I intend this to be the last to say on this year's Baseball Hall of Fame controversy.
I said my piece about the Bonds and Clemens controversy here.
Aaron Fitzpatrick has a summary of Dan Le Batard's "giving his ballot away" here. (Read it especially if you don't know the controversy.)
I do have a disagreement with one of Le Batard's objections to the voting system. He thinks it's absurd that Greg Maddux didn't get 100% of the vote this year.
I have one explanation why it might happen, and why no one's received unanimous induction. And it has nothing to do with the logic of, "If Babe Ruth didn't get 100%, Maddux doesn't." That's immature and irrational.

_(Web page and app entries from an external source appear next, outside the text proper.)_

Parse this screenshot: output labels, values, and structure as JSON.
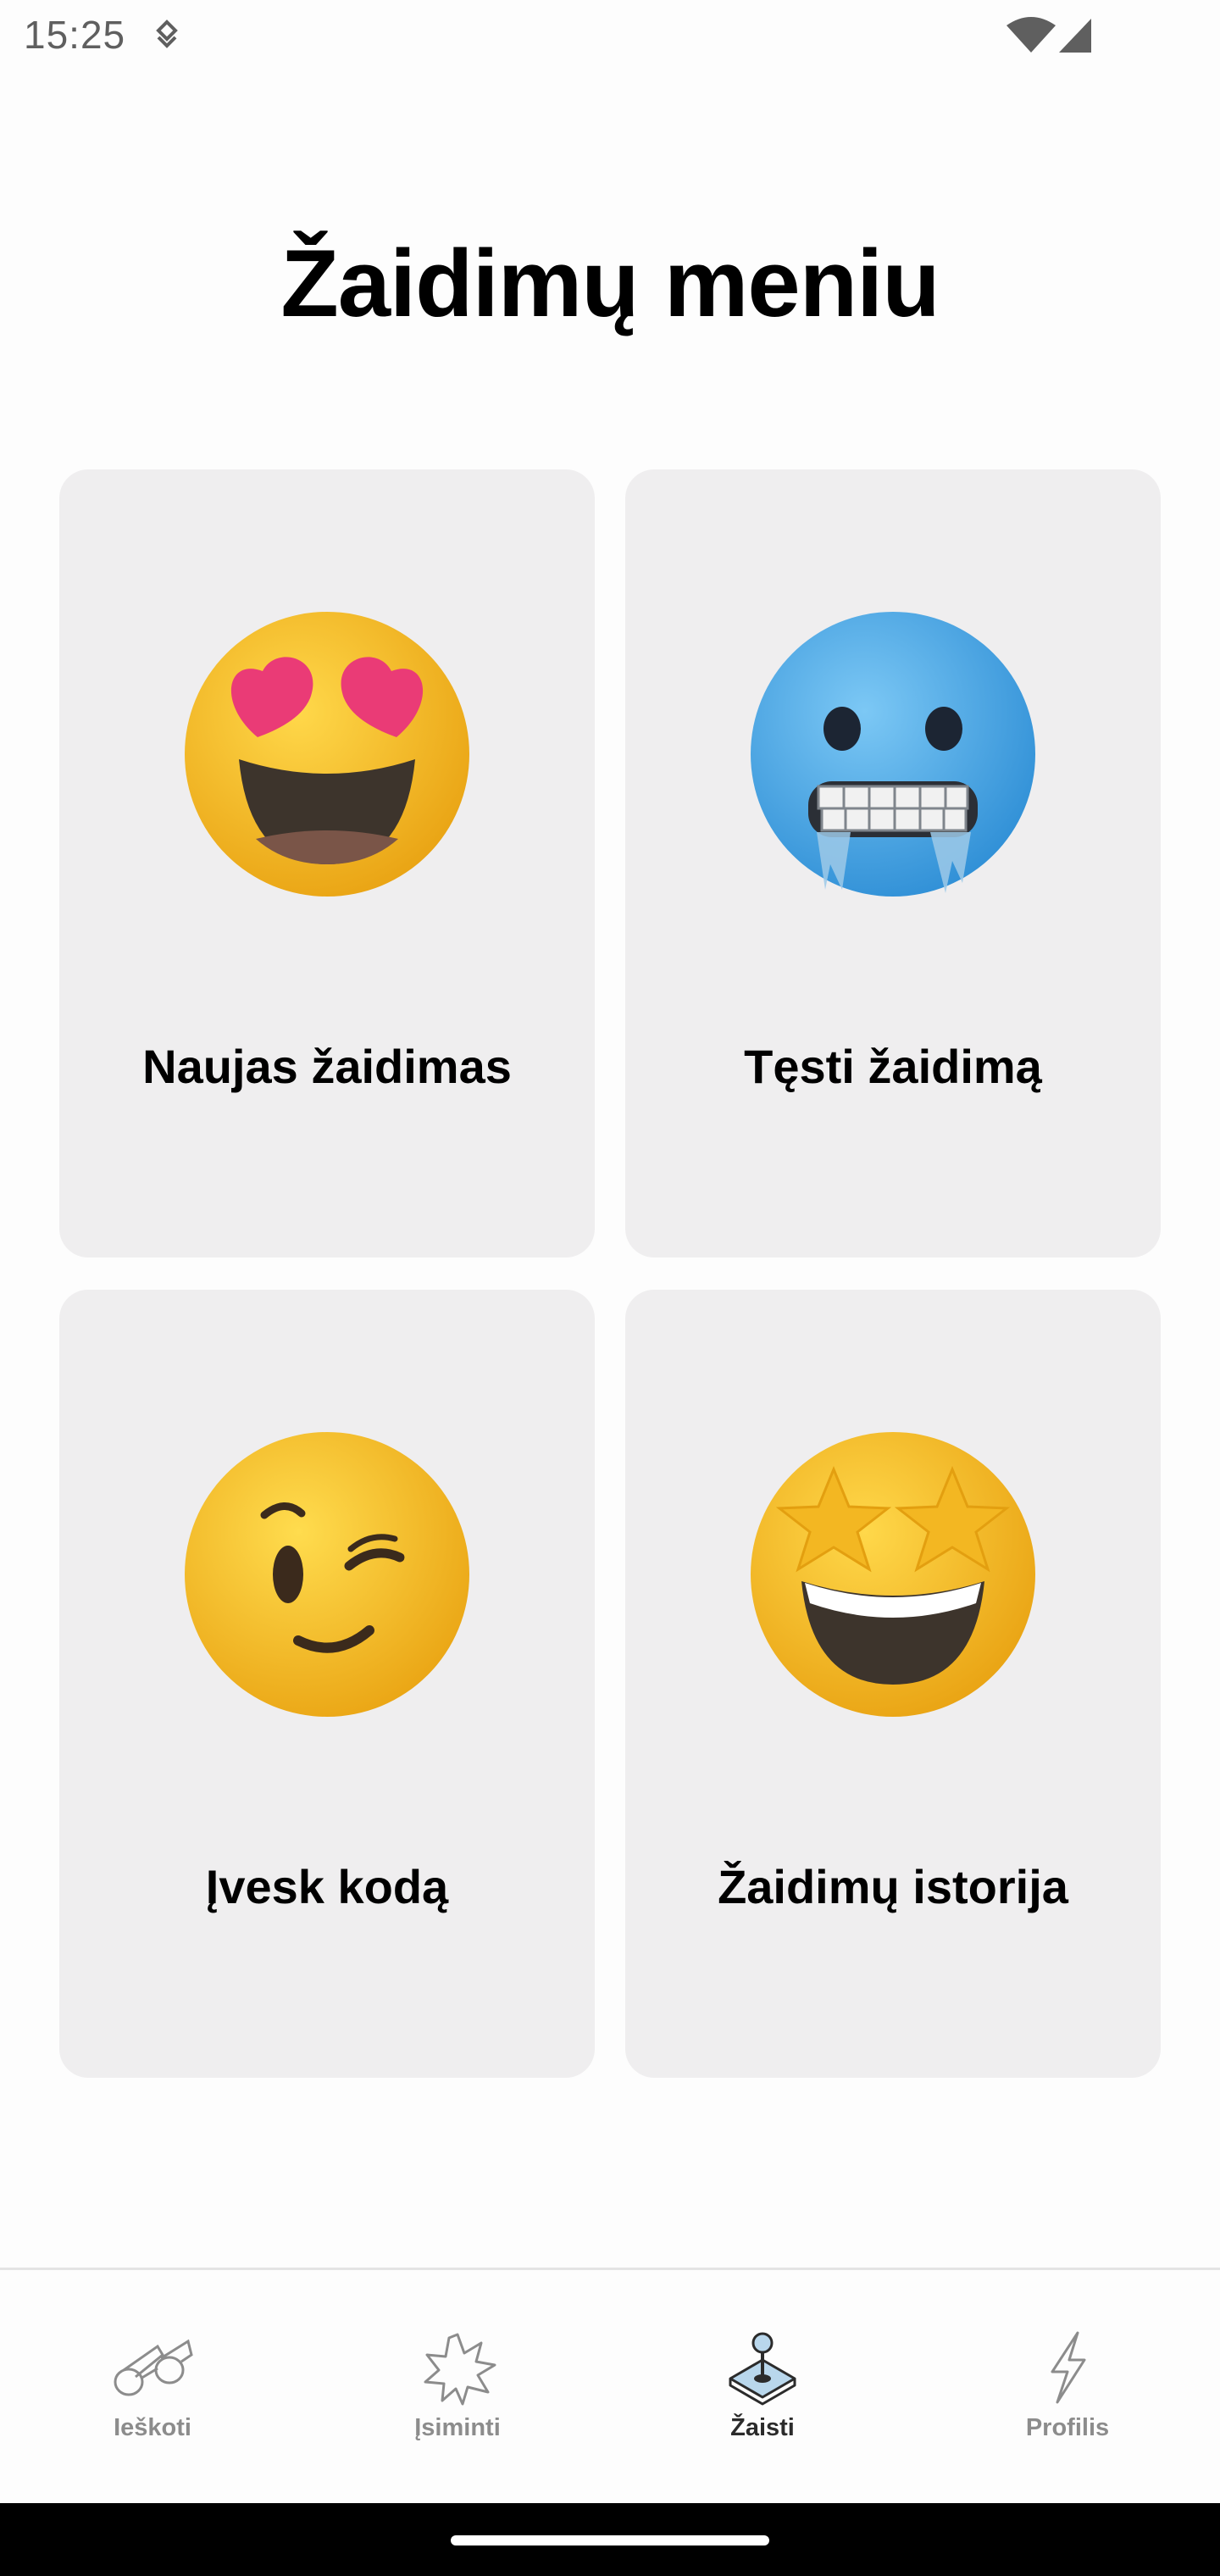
{
  "status_bar": {
    "time": "15:25"
  },
  "page": {
    "title": "Žaidimų meniu"
  },
  "cards": [
    {
      "label": "Naujas žaidimas",
      "icon": "heart-eyes-emoji-icon"
    },
    {
      "label": "Tęsti žaidimą",
      "icon": "cold-face-emoji-icon"
    },
    {
      "label": "Įvesk kodą",
      "icon": "winking-face-emoji-icon"
    },
    {
      "label": "Žaidimų istorija",
      "icon": "star-struck-emoji-icon"
    }
  ],
  "bottom_nav": {
    "items": [
      {
        "label": "Ieškoti",
        "icon": "binoculars-icon",
        "active": false
      },
      {
        "label": "Įsiminti",
        "icon": "starburst-icon",
        "active": false
      },
      {
        "label": "Žaisti",
        "icon": "joystick-icon",
        "active": true
      },
      {
        "label": "Profilis",
        "icon": "lightning-icon",
        "active": false
      }
    ]
  },
  "colors": {
    "background": "#fdfdfd",
    "card_background": "#efeeef",
    "emoji_yellow": "#f5b82a",
    "emoji_blue": "#4aa6e6",
    "nav_active": "#2b2b2b",
    "nav_inactive": "#8c8c8c"
  }
}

I do, however, see a situation of leaving Maddux off the ballot as an outgrowth of strategic thinking in an overcrowded ballot. The strategy is imagining how other voters will behave.
For example: let's say I believe there are 11 worthy candidates, yet only ten spaces on the ballot. (To simplify, let's leave Bonds and Clemens out of this example; pretend they never existed.) Maddux is the class of the candidates. I know that most other voters are far more selective than I am in considering who's deserving, and they will all vote for Maddux. Confident that he'll be elected in any case, I'd be tempted to leave him off my ballot and vote for my 11th-favorite candidate, whom I also believe is worthy of induction.

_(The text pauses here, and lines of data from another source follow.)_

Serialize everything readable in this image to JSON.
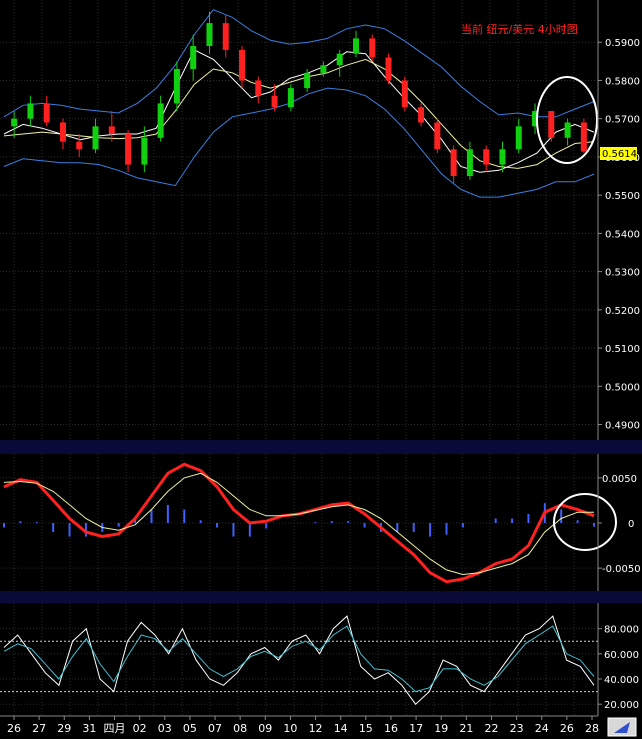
{
  "chart_data": [
    {
      "type": "candlestick",
      "title": "当前 纽元/美元 4小时图",
      "last_price": "0.5614",
      "ylim": [
        0.487,
        0.6
      ],
      "yticks": [
        "0.5900",
        "0.5800",
        "0.5700",
        "0.5600",
        "0.5500",
        "0.5400",
        "0.5300",
        "0.5200",
        "0.5100",
        "0.5000",
        "0.4900"
      ],
      "grid": true,
      "series": [
        {
          "name": "",
          "style": "bollinger-upper",
          "color": "#3a7fe0",
          "y": [
            0.5705,
            0.5735,
            0.574,
            0.5735,
            0.5725,
            0.572,
            0.5715,
            0.574,
            0.578,
            0.584,
            0.592,
            0.5985,
            0.5965,
            0.593,
            0.5905,
            0.5895,
            0.59,
            0.591,
            0.5935,
            0.5945,
            0.5935,
            0.5905,
            0.587,
            0.5835,
            0.5785,
            0.5745,
            0.571,
            0.5715,
            0.5705,
            0.5705,
            0.5725,
            0.5745
          ]
        },
        {
          "name": "",
          "style": "bollinger-lower",
          "color": "#3a7fe0",
          "y": [
            0.5575,
            0.5595,
            0.559,
            0.5585,
            0.5585,
            0.558,
            0.5565,
            0.5545,
            0.5535,
            0.5525,
            0.56,
            0.5665,
            0.5705,
            0.5715,
            0.5725,
            0.574,
            0.5765,
            0.578,
            0.5775,
            0.576,
            0.5725,
            0.5675,
            0.5615,
            0.5555,
            0.5515,
            0.5495,
            0.5495,
            0.5505,
            0.5515,
            0.5535,
            0.5535,
            0.5555
          ]
        },
        {
          "name": "",
          "style": "ma-fast",
          "color": "#ffffff",
          "y": [
            0.566,
            0.5685,
            0.5675,
            0.566,
            0.5645,
            0.5655,
            0.566,
            0.566,
            0.5675,
            0.578,
            0.588,
            0.5855,
            0.5805,
            0.5755,
            0.577,
            0.5805,
            0.582,
            0.584,
            0.5875,
            0.587,
            0.581,
            0.5755,
            0.5705,
            0.5645,
            0.5575,
            0.556,
            0.5565,
            0.5585,
            0.561,
            0.5665,
            0.5685,
            0.5665
          ]
        },
        {
          "name": "",
          "style": "ma-slow",
          "color": "#f0f0a0",
          "y": [
            0.5655,
            0.566,
            0.5665,
            0.566,
            0.5655,
            0.565,
            0.5648,
            0.565,
            0.566,
            0.572,
            0.579,
            0.583,
            0.582,
            0.5795,
            0.578,
            0.5795,
            0.581,
            0.582,
            0.584,
            0.5855,
            0.583,
            0.579,
            0.574,
            0.5685,
            0.563,
            0.559,
            0.5575,
            0.557,
            0.558,
            0.561,
            0.5635,
            0.564
          ]
        }
      ],
      "candles": [
        [
          0.568,
          0.572,
          0.565,
          0.57
        ],
        [
          0.57,
          0.576,
          0.568,
          0.574
        ],
        [
          0.574,
          0.576,
          0.568,
          0.569
        ],
        [
          0.569,
          0.57,
          0.562,
          0.564
        ],
        [
          0.564,
          0.566,
          0.56,
          0.562
        ],
        [
          0.562,
          0.57,
          0.561,
          0.568
        ],
        [
          0.568,
          0.572,
          0.564,
          0.566
        ],
        [
          0.566,
          0.567,
          0.556,
          0.558
        ],
        [
          0.558,
          0.568,
          0.556,
          0.565
        ],
        [
          0.565,
          0.576,
          0.564,
          0.574
        ],
        [
          0.574,
          0.585,
          0.572,
          0.583
        ],
        [
          0.583,
          0.592,
          0.58,
          0.589
        ],
        [
          0.589,
          0.598,
          0.587,
          0.595
        ],
        [
          0.595,
          0.597,
          0.586,
          0.588
        ],
        [
          0.588,
          0.589,
          0.578,
          0.58
        ],
        [
          0.58,
          0.581,
          0.574,
          0.576
        ],
        [
          0.576,
          0.579,
          0.572,
          0.573
        ],
        [
          0.573,
          0.579,
          0.572,
          0.578
        ],
        [
          0.578,
          0.583,
          0.577,
          0.582
        ],
        [
          0.582,
          0.585,
          0.581,
          0.584
        ],
        [
          0.584,
          0.588,
          0.581,
          0.587
        ],
        [
          0.587,
          0.593,
          0.586,
          0.591
        ],
        [
          0.591,
          0.592,
          0.585,
          0.586
        ],
        [
          0.586,
          0.587,
          0.579,
          0.58
        ],
        [
          0.58,
          0.581,
          0.572,
          0.573
        ],
        [
          0.573,
          0.574,
          0.568,
          0.569
        ],
        [
          0.569,
          0.57,
          0.561,
          0.562
        ],
        [
          0.562,
          0.563,
          0.553,
          0.555
        ],
        [
          0.555,
          0.564,
          0.554,
          0.562
        ],
        [
          0.562,
          0.563,
          0.556,
          0.558
        ],
        [
          0.558,
          0.564,
          0.556,
          0.562
        ],
        [
          0.562,
          0.57,
          0.561,
          0.568
        ],
        [
          0.568,
          0.574,
          0.566,
          0.572
        ],
        [
          0.572,
          0.572,
          0.564,
          0.565
        ],
        [
          0.565,
          0.57,
          0.563,
          0.569
        ],
        [
          0.569,
          0.57,
          0.561,
          0.5614
        ]
      ],
      "annotation": "circle"
    },
    {
      "type": "line",
      "ylim": [
        -0.0072,
        0.0072
      ],
      "yticks": [
        "0.0050",
        "0",
        "-0.0050"
      ],
      "grid": true,
      "series": [
        {
          "name": "",
          "style": "signal-fast",
          "color": "#ff2020",
          "y": [
            0.004,
            0.0048,
            0.0045,
            0.0025,
            0.0005,
            -0.001,
            -0.0015,
            -0.0012,
            0.0005,
            0.003,
            0.0055,
            0.0065,
            0.0058,
            0.004,
            0.0015,
            0.0,
            0.0002,
            0.0008,
            0.001,
            0.0015,
            0.002,
            0.0022,
            0.001,
            -0.0005,
            -0.002,
            -0.0035,
            -0.0055,
            -0.0065,
            -0.0062,
            -0.0055,
            -0.0045,
            -0.004,
            -0.0025,
            0.0012,
            0.002,
            0.0015,
            0.0008
          ]
        },
        {
          "name": "",
          "style": "signal-slow",
          "color": "#f0f0a0",
          "y": [
            0.0045,
            0.0046,
            0.0044,
            0.0035,
            0.002,
            0.0005,
            -0.0005,
            -0.0008,
            -0.0002,
            0.0015,
            0.0035,
            0.005,
            0.0055,
            0.0045,
            0.003,
            0.0015,
            0.0008,
            0.0008,
            0.001,
            0.0014,
            0.0018,
            0.002,
            0.0015,
            0.0005,
            -0.001,
            -0.0025,
            -0.004,
            -0.0052,
            -0.0057,
            -0.0055,
            -0.005,
            -0.0045,
            -0.0035,
            -0.001,
            0.0005,
            0.0012,
            0.0012
          ]
        },
        {
          "name": "",
          "style": "histogram",
          "color": "#4060ff",
          "y": [
            -0.0005,
            0.0002,
            0.0001,
            -0.001,
            -0.0015,
            -0.0015,
            -0.001,
            -0.0004,
            0.0007,
            0.0015,
            0.002,
            0.0015,
            0.0003,
            -0.0005,
            -0.0015,
            -0.0015,
            -0.0006,
            0.0,
            0.0,
            0.0001,
            0.0002,
            0.0002,
            -0.0005,
            -0.001,
            -0.001,
            -0.001,
            -0.0015,
            -0.0013,
            -0.0005,
            0.0,
            0.0005,
            0.0005,
            0.001,
            0.0022,
            0.0015,
            0.0003,
            -0.0004
          ]
        }
      ],
      "annotation": "circle"
    },
    {
      "type": "line",
      "ylim": [
        13,
        98
      ],
      "yticks": [
        "80.000",
        "60.000",
        "40.000",
        "20.000"
      ],
      "dashed_levels": [
        70,
        30
      ],
      "categories": [
        "26",
        "27",
        "29",
        "31",
        "四月",
        "02",
        "03",
        "05",
        "07",
        "08",
        "09",
        "10",
        "12",
        "14",
        "15",
        "16",
        "17",
        "19",
        "21",
        "22",
        "23",
        "24",
        "26",
        "28"
      ],
      "grid": true,
      "series": [
        {
          "name": "",
          "style": "oscillator-fast",
          "color": "#ffffff",
          "y": [
            65,
            75,
            60,
            45,
            35,
            70,
            80,
            40,
            30,
            70,
            85,
            75,
            60,
            80,
            55,
            40,
            35,
            45,
            60,
            65,
            55,
            70,
            75,
            60,
            80,
            90,
            50,
            40,
            45,
            35,
            20,
            30,
            55,
            50,
            35,
            30,
            45,
            60,
            75,
            80,
            90,
            55,
            50,
            35
          ]
        },
        {
          "name": "",
          "style": "oscillator-slow",
          "color": "#40c0d0",
          "y": [
            62,
            68,
            64,
            52,
            40,
            58,
            72,
            52,
            38,
            58,
            75,
            72,
            62,
            72,
            60,
            48,
            42,
            48,
            58,
            62,
            57,
            66,
            70,
            63,
            75,
            82,
            60,
            48,
            47,
            40,
            30,
            33,
            48,
            48,
            40,
            35,
            42,
            55,
            68,
            75,
            82,
            60,
            55,
            42
          ]
        }
      ]
    }
  ]
}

I believe this is a fair and rational action in a flawed system. And it means no disrespect to Maddux, or to any other of the elites of the elites of any other year. It just reflects rational action of a flawed system: "This candidate doesn't need my vote, but this other candidate does."